- What is the main cause of polio?
- How is polio treated today?
- Can you walk if you have polio?
- Can you recover from polio?
- Can you get polio at any age?
- How common is post polio syndrome?
- What does Polio do to legs?
- Can a person get polio twice?
- Can polio affect adults?
- How long do polio survivors live?
- How did they stop polio?
- Can polio affect one leg?
What is the main cause of polio?
Polio is caused by the poliovirus.
The virus enters the body through the mouth.
It is spread through contact with the feces (stool) of an infected person or through exposure to phlegm or mucus when an infected person coughs or sneezes..
How is polio treated today?
Once the virus that causes polio has infected a person, there is no treatment that will cure polio. Early diagnosis and supportive treatments such as bed rest, pain control, good nutrition, and physical therapy to prevent deformities from occurring over time can help reduce the long-term symptoms due to muscle loss.
Can you walk if you have polio?
Polio often paralyzed or severely weakened the legs of those who contracted the disease. Regaining the ability to walk was thus a significant measure of recovery from the disease. However, walking meant more than the physical act itself.
Can you recover from polio?
People who have milder polio symptoms usually make a full recovery within 1–2 weeks. People whose symptoms are more severe can be weak or paralyzed for life, and some may die. After recovery, a few people might develop “post-polio syndrome” as long as 30–40 years after their initial illness.
Can you get polio at any age?
Polio mainly affects children younger than 5. However, anyone who hasn’t been vaccinated is at risk of developing the disease.
How common is post polio syndrome?
Post-polio syndrome affects people who have had acute episodes of poliomyelitis. It occurs 10 years or more after the original illness, and can occur as long as 40 years afterward. According to one estimate, 25% to 50% of the 300,000 polio survivors in the United States may develop the syndrome.
What does Polio do to legs?
Symptoms vary from mild, flu-like symptoms to life-threatening paralysis. In less than 1% of cases, polio causes permanent paralysis of the arms, legs or breathing muscles. Between 5 and 10% of people who develop paralytic polio will die. Physical symptoms may return 15 years or more after the first polio infection.

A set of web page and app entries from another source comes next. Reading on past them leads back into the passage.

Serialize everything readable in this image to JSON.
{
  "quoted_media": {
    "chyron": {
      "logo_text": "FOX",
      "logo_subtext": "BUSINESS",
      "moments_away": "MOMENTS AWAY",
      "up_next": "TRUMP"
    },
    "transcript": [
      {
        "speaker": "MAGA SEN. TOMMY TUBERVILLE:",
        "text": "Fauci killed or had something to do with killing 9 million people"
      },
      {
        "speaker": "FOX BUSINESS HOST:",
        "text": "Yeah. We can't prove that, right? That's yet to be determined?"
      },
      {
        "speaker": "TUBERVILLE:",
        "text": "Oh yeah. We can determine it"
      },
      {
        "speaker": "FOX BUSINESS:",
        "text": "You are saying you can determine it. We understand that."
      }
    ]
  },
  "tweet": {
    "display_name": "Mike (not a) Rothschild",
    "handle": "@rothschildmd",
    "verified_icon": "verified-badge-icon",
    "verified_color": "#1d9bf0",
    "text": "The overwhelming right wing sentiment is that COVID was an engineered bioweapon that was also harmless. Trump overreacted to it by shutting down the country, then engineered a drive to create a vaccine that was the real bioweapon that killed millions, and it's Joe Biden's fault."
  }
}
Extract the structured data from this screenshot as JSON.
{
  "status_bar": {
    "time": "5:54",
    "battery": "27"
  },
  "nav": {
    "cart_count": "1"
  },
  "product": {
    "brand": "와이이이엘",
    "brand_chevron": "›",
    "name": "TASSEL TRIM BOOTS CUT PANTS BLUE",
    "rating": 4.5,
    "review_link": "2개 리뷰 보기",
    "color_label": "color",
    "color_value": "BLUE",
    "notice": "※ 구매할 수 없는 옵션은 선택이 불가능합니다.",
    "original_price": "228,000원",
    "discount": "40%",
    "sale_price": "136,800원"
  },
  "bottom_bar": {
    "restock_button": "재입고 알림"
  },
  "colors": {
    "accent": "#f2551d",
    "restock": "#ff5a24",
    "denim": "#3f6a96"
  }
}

Can a person get polio twice?
Does past infection with polio make a person immune? There are three types of polio virus. Lifelong immunity usually depends on which type of virus a person contracts. Second attacks are rare and result from infection with a polio virus of a different type than the first attack.
Can polio affect adults?

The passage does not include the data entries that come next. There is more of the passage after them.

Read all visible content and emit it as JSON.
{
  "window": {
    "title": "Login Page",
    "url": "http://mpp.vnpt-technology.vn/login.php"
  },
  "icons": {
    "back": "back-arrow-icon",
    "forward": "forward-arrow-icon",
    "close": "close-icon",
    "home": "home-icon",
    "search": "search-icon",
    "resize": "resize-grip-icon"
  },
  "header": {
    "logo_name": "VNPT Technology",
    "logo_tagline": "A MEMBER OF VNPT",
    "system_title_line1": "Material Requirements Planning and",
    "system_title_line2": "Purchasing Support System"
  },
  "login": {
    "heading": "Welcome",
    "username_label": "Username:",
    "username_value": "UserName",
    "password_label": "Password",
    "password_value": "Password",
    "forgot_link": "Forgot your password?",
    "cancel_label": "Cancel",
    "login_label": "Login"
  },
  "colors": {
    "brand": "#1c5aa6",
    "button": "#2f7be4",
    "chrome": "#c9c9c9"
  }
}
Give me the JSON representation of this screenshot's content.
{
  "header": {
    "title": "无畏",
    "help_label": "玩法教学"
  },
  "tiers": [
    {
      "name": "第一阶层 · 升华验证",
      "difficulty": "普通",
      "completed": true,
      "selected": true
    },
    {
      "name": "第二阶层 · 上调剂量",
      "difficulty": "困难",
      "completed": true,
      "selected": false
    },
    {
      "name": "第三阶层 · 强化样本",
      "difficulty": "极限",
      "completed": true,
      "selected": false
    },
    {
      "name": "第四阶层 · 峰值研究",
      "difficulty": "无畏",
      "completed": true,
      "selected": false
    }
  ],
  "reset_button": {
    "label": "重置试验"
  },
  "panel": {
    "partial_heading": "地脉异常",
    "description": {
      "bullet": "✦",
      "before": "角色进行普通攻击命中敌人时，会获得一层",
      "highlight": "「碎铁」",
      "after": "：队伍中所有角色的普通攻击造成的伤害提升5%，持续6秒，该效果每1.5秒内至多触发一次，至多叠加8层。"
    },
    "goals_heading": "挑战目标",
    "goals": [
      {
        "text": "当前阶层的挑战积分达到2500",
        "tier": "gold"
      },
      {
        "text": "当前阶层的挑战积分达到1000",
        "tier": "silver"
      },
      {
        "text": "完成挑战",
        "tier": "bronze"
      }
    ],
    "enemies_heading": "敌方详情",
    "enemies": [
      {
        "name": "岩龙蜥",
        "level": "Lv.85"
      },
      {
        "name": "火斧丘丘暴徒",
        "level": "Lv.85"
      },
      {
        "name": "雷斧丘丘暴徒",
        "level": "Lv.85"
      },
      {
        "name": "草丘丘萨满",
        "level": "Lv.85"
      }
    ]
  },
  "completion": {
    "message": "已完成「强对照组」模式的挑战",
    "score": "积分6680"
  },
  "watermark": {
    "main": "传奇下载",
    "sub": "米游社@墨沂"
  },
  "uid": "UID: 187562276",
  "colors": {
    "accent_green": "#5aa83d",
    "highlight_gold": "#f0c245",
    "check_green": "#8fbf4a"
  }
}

Between 2 and 10 out of 100 people who have paralysis from poliovirus infection die, because the virus affects the muscles that help them breathe. Even children who seem to fully recover can develop new muscle pain, weakness, or paralysis as adults, 15 to 40 years later. This is called post-polio syndrome.

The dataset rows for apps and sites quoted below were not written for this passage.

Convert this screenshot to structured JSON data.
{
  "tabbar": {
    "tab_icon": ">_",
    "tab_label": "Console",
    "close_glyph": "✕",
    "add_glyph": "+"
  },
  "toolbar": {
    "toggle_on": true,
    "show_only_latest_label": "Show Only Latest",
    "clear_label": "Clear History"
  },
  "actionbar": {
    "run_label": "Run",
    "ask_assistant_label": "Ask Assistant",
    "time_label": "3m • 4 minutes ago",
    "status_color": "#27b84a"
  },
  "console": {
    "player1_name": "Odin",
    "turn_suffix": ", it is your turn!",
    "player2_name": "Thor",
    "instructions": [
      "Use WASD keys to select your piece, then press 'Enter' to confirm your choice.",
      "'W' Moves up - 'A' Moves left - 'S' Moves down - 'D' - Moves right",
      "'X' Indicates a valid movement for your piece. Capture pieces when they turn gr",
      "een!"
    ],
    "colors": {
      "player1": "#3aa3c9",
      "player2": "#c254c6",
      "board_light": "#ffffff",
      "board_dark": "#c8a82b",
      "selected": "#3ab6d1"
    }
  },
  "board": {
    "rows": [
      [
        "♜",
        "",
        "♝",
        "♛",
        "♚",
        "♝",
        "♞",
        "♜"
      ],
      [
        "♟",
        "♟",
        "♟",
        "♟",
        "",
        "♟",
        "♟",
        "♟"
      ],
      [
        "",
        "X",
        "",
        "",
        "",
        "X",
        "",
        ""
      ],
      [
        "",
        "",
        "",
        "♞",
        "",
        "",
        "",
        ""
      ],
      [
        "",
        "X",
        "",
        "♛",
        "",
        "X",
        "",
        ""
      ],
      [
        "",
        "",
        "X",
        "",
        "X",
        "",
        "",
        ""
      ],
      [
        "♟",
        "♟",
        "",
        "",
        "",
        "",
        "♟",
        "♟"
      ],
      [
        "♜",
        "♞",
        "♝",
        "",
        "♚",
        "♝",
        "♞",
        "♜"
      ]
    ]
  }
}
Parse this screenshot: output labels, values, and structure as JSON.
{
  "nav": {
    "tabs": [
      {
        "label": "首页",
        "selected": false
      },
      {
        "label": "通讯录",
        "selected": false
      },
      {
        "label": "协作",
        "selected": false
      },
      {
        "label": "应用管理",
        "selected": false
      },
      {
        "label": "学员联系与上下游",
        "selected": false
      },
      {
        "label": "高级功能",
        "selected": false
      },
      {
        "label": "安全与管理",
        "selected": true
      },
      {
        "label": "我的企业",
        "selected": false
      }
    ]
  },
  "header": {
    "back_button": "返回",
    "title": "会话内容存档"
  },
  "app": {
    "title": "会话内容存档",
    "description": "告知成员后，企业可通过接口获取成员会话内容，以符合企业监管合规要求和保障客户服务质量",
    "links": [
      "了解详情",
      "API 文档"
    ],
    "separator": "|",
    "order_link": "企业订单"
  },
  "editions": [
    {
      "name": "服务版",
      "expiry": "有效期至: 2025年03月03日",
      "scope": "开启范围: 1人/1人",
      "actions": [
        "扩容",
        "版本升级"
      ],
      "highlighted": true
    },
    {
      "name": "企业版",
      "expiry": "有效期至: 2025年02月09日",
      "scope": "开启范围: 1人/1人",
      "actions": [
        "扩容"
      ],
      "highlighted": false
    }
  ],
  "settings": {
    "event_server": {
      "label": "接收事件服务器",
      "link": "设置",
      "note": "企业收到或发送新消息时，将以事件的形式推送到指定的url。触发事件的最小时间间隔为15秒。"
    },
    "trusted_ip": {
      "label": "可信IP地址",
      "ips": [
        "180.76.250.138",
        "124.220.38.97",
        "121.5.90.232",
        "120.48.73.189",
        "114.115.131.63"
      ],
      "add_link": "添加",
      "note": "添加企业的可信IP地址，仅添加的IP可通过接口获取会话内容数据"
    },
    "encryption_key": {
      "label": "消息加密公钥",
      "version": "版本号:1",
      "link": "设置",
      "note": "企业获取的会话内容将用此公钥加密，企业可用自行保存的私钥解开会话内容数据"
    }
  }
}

How long do polio survivors live?
For years, most polio survivors lived active lives, their memory of polio mainly forgotten, their health status stable. But by the late 1970s, survivors who were 20 or more years past their original diagnosis began noting new problems, including fatigue, pain, breathing or swallowing problems, and additional weakness.
How did they stop polio?
Several key strategies have been outlined for stopping polio transmission: High infant immunization coverage with four doses of oral polio vaccine (OPV) in the first year of life in developing and endemic countries, and routine immunization with OPV and/or IPV elsewhere.
Can polio affect one leg?
The virus may affect muscles on both sides of the body, but more often the paralysis is asymmetrical. Any limb or combination of limbs may be affected – one leg, one arm, or both legs and both arms.